His enthusiasm was shared by de Cusa and Cosimo de Medici, who were both aware of the precarious position of the Christian Church, specifically of its over-conservative dogmatic stance, with which they could not identify. Though they had been able to save the Catholic Church from annihilation, they realised the time for a long overdue change was immediate, otherwise the Church would not make it to the year 1500.

So the group of reformers had an open-minded approach to religion. They were willing to entertain the pagan notion that direct experience of the divine was possible, both in this realm and in “heaven”. This radically undermined the dogma of the Christian Church, which declared that such contact was only possible through the intervention of a priest and at the Second Coming of Christ. The new thinking completely revised Man’s position in the universe, upgrading him from a mere “also ran” to a being that was fully equipped to explore this reality, and God, directly, personally, completely. It was the difference between the status of slave and that of a free man. If anything, the gift of the Renaissance was the opportunity for Man to turn his self-image of slave into that of a free man. Cosimo de Medici This new thinking became incorporated into reality when Cosimo de Medici realised Pleton’s dream with the establishment of a “Platonic Academy”, to revive the “pagan” knowledge of the divine, as had been, amongst others, expressed by the Greek philosopher Plato in the 5th century BC.

The son of Cosimo’s physician, Marsilio Ficino, was nominated director of the new “Platonic Academy”. Ficino was in charge of the main focus of the Academy: the translations of ancient manuscripts. These texts had to provide the fuel for vivid philosophical and religious debates. These texts included the “Argonautica”, the Greek legend of Jason and the Argonauts, which was the main theme of the Order of the Golden Fleece. But also Homer’s “Hymns” and the doctrines of the Plotinus, Plutarch, Proclus, Iamblichus and many others were translated into Latin.

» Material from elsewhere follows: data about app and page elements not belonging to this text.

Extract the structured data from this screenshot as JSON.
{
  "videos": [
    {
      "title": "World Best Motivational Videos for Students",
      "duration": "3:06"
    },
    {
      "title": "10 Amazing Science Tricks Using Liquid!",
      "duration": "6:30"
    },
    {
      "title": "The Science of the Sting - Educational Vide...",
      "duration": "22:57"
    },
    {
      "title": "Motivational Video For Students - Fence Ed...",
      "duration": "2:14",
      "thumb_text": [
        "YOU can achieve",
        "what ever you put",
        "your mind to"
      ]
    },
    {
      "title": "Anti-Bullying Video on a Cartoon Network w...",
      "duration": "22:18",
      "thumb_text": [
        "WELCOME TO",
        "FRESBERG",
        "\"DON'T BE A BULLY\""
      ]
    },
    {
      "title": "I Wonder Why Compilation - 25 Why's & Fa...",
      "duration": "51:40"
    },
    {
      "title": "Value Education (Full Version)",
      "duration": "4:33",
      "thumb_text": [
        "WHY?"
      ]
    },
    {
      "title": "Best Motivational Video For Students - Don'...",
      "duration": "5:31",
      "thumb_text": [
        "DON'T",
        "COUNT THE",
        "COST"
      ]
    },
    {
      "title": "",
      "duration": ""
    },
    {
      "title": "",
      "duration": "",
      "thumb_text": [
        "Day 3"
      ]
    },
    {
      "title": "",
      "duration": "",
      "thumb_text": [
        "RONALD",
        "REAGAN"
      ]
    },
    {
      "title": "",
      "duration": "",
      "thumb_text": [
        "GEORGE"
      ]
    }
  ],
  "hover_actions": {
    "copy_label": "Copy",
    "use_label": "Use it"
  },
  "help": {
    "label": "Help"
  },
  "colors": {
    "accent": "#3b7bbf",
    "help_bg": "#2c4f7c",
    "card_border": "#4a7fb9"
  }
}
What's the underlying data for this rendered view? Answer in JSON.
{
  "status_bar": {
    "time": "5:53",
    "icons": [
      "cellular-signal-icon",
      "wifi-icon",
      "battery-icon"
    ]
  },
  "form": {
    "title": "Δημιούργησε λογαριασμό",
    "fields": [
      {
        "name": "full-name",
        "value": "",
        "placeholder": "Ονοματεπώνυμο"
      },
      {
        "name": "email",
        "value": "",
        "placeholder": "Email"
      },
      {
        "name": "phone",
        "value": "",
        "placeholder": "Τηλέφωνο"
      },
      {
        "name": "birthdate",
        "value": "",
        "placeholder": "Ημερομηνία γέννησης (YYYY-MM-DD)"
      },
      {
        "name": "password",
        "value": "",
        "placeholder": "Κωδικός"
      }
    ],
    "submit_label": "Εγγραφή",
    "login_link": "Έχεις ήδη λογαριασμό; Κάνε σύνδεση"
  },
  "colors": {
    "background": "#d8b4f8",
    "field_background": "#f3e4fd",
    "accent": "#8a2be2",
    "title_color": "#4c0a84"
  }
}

Some of these books were about Greek civilisation, but others spoke about Egypt – the Egypt that had been known to the Greeks. Iamblichus and Plutarch in Of Isis and Osiris and other authors spoke about the existence of Egyptian mystery cults, in which the initiates received divine knowledge. In the Mysteries, the culminating splendour was said to be the face-to-face meeting with one’s Higher Self, and the deities. This had been the goal of the alchemists of the Middle Ages; it was the dream of the Platonic Academy, who thus received a genuine “Holy Grail” when a monk sold Cosimo a copy of the Corpus Hermeticum. It were these translations that proved to the Academy that Mankind was a being with a divine spark, which the “rebirth” of this movement was meant to ignite.